With very few exceptions, most plants do not want to be planted deeper than they were in the container. In almost all cases you will need to amend your soil, even native plants. This is to help transition your plant from life in the container to life in the ground. If there is no drainage, or caliche, you will need to do some extra work ensuring that water does not swamp or pool and become anaerobic (lacking in oxygen). Take into consideration the specific needs of the plants you are planting. We will communicate these needs to you when you purchase plants from us. Or if you got your plant from somewhere else, contact us and ask us what you need to do. We want you to be successful whether or not you get your plants from Spadefoot Nursery. 


Different soil types will demand different treatment regarding soil amendments, but we suggest as a general rule  about a 50/50 mix of soil amendment to native soil. We always recommend using local products that were developed for Arizona, like Tanks Green Stuff 100% organic compost. You can use straw or wood chips as a nice mulch around the plants. This helps keep the heat off the ground, and slows down evaporation. It will save you on water. Also eventually it breaks down and nourishes the organisms in the soil, which is beneficial to your plants. We aren't huge fans of gravel, as this is a mined product, and it doesn't do a lot for the health of your soil aside from keeping some heat off the ground. The wood chip mulch we use at our own home also comes from Tanks Green Stuff and they can deliver truckloads, if needed. 

Watering Your New Plant
Even native, desert plants need to be watered a lot more when they are first planted. In most cases, you will water almost daily (especially in summer and warm parts of the spring and fall). In the winter and cooler parts of spring and fall you may only need to water about every 3 days. But check your plants every day. Different conditions can cause plants to dry out faster than anticipated, like the wind. 

As each week moves on, you can put more time between waterings. Ideally, you want these soakings to be deeper (if watering with a hose, turn it on to a slow trickle and leave it on plant for longer period of time).

We realize this takes more time. But understand that plants are not furniture, they are living things that need to be transitioned. The more care and time you take with your new plant, the more you will be rewarded. 

We highly recommend using drip irrigation on timers. A properly installed irrigation system is more dependable than a human being, and more convenient for you. Watering with a hose can be very inefficient. Make sure that wherever you install your new plant, that you have prepared for the grading of the ground around the plant. If you are using a hose, you must have berms around to assist the water to sufficiently collect up and soak into the ground around your new plant. If you can, grade your landscape so that when it rains, the water sheets toward the plant beds--water from the sky is not only free, it is much healthier for your plants. 

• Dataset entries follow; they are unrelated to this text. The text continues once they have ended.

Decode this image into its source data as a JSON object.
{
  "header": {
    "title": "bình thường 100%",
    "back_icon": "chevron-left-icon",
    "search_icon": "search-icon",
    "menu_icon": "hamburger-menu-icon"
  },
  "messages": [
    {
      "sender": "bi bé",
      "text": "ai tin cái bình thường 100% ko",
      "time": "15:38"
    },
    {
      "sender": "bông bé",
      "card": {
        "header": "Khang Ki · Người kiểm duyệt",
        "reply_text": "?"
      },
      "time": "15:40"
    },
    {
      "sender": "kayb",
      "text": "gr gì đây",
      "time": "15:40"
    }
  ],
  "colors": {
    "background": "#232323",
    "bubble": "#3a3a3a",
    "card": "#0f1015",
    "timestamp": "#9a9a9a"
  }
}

Lastly, as you go through each season, your plant will change. Even "evergreen" plants will take a break. Many plants have a season where they don't look their best. If you aren't sure about what is happening with us, take GOOD pictures and come talk to us (online or in person). Also, don't let every reaction to a problem be something you need to buy or spray. Sometimes all that is happening is natural and you just need to wait it out. Give your plant what it needs and it will reward you. And if you fail, don't worry. Even the most successful gardeners fail. But even upon failure, collect data and try to find out and understand what happened. 

If your plant is being consumed by an organism, please try to resist the urge to spray pesticides. The "pest" might be a very cool butterfly or moth. And most plants can come back from being munched by larvae. But even if it isn't, spraying pesticides does damage to more organisms than just your target. With nature being attacked from all sides, make your backyard a safe place for wild things. Think of your yard as a corridor for birds and butterflies as they travel from mountain range to mountain range. Don't spray pesticides.